At this point, I began to understand that the overweight woman reported us in great detail. She worked together with Kim Yun-Chan. When I lived in Pohang, Kim Yun-Chan lived in the same neighborhood, and after I moved to Gyeonggi-do, I had completely forgotten about his existence. Around the end of April in 2006, Kim Yun-Chan called me for the first time in a while. We met up at our house. At the time, Kim Yun-Chan agreed to help 3 North Korean defectors after receiving 2,000,000 Won. He wanted me to help him but I declined him firmly since I refused to accept money from defectors. In all honesty, I had never asked for money or accepted any form of payment from North Korean refugees. After September 2006, I had told the defectors that made it to South Korea that, “I have faced some hardships lately and had to pay a huge fine. I am facing a lot of economic hardship” I asked them to maybe pay about 10-30 % of what other refugees pay in order to get to South Korea. I asked them to pay me out of the goodness of their heart. Still, no one ever paid me. Kim Yun-Chan asked me came to my house several times, asking me to work with him and asking me to teach him the escape routes. I taught him the routes in detail and also taught him how to choose the best dates for crossing borders. We went to Yiryeon together in the fall and I pointed out all the places he would need to know including escape routes to keep in mind in risky circumstances. At the time, Yun-Chan followed the border-crossing route that I usually took and told me that he felt like he was entering the lion’s den. In early December, I took Jin-Ok’s family in Wangqing to Harbin and returned alone to YeonGil where I met up with several defectors that were ready to leave for Yiryeonhaoteo. Yun-Chan left with two women while I left with three refugees and I met up with them in Inner Mongolia Central Line Train. The two women that left with Yun-Chan did not say a word and seemed to be distracted with their thoughts. 
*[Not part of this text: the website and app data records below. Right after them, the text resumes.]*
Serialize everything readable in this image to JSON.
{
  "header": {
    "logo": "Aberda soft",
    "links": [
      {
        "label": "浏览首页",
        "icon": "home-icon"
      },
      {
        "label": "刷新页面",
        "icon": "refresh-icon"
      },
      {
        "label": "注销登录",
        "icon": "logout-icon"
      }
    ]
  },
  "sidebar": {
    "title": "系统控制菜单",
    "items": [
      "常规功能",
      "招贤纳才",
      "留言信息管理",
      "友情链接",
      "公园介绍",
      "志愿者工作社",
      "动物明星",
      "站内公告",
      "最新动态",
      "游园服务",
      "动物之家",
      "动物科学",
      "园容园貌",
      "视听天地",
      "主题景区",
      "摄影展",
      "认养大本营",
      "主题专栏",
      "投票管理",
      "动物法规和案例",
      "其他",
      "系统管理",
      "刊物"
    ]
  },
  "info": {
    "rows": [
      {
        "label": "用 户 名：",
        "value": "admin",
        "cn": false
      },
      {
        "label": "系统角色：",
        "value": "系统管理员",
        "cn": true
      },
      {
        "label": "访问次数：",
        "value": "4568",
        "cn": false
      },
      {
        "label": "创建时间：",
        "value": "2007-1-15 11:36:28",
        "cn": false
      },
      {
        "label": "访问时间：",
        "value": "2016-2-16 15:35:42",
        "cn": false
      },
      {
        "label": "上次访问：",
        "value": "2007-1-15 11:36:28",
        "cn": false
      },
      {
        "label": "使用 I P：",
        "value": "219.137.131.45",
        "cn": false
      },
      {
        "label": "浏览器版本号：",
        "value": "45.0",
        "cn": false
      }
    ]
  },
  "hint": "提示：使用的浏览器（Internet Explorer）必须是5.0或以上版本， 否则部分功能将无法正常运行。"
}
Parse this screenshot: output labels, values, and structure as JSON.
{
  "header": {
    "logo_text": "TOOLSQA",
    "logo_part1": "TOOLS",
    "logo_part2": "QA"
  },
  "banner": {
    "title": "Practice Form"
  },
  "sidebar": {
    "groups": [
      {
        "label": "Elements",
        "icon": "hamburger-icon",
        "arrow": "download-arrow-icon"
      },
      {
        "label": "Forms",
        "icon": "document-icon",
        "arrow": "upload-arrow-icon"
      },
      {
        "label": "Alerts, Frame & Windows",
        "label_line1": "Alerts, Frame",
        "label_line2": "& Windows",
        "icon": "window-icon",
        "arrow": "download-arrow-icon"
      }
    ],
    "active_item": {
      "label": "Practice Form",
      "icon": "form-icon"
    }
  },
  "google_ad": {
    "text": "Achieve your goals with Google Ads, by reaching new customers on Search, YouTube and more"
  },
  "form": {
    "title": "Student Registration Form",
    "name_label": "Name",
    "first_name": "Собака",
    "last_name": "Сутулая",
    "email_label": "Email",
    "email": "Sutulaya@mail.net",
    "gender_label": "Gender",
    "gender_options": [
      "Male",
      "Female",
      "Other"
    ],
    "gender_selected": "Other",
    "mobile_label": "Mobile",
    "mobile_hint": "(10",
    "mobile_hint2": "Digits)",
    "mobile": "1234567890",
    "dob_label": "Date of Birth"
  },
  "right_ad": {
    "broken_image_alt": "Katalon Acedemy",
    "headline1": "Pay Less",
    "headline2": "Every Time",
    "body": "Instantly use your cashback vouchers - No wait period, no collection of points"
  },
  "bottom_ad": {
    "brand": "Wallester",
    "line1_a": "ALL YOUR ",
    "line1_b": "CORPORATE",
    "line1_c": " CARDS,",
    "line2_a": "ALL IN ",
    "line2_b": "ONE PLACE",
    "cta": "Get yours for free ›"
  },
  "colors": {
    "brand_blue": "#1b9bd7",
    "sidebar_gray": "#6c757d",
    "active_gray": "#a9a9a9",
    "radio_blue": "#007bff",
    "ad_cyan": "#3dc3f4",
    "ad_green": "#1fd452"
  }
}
Our party was seated farther away from them but we were lively and enjoyed the journey with a bright disposition. We had plenty of food so I brought some food and drinks to Yun-Chan’s party. Once, when we were at the train station in Hop Psy, buying train tickets for my party, one of the women travelling with Yun-Chan came up to me and asked me to buy tickets for them as well. She seemed to be in her mid-30s (now living in Songpa-gu Geoyeo-dong). I appreciated how forward and daring she was and I bought their tickets for them as well. Our party was prepared for the harshest of the weather, but the other two were poorly prepared with minimal clothing without enough towels. As a result, I had given them my hat and my gloves. Yun-Chan asked me to take care of his party for him but when I asked my companions about it, they told me that they preferred not to add extra members to our party. My party left smoothly according to schedule, and they called me from the train station around 12:30 am, confirming that they had safely arrived. Myung-Il and his companion headed for the States while Yun Myung-Wha headed for South Korea. That day was Christmas Day 2006, and I met Yun-Chan with an overweight woman.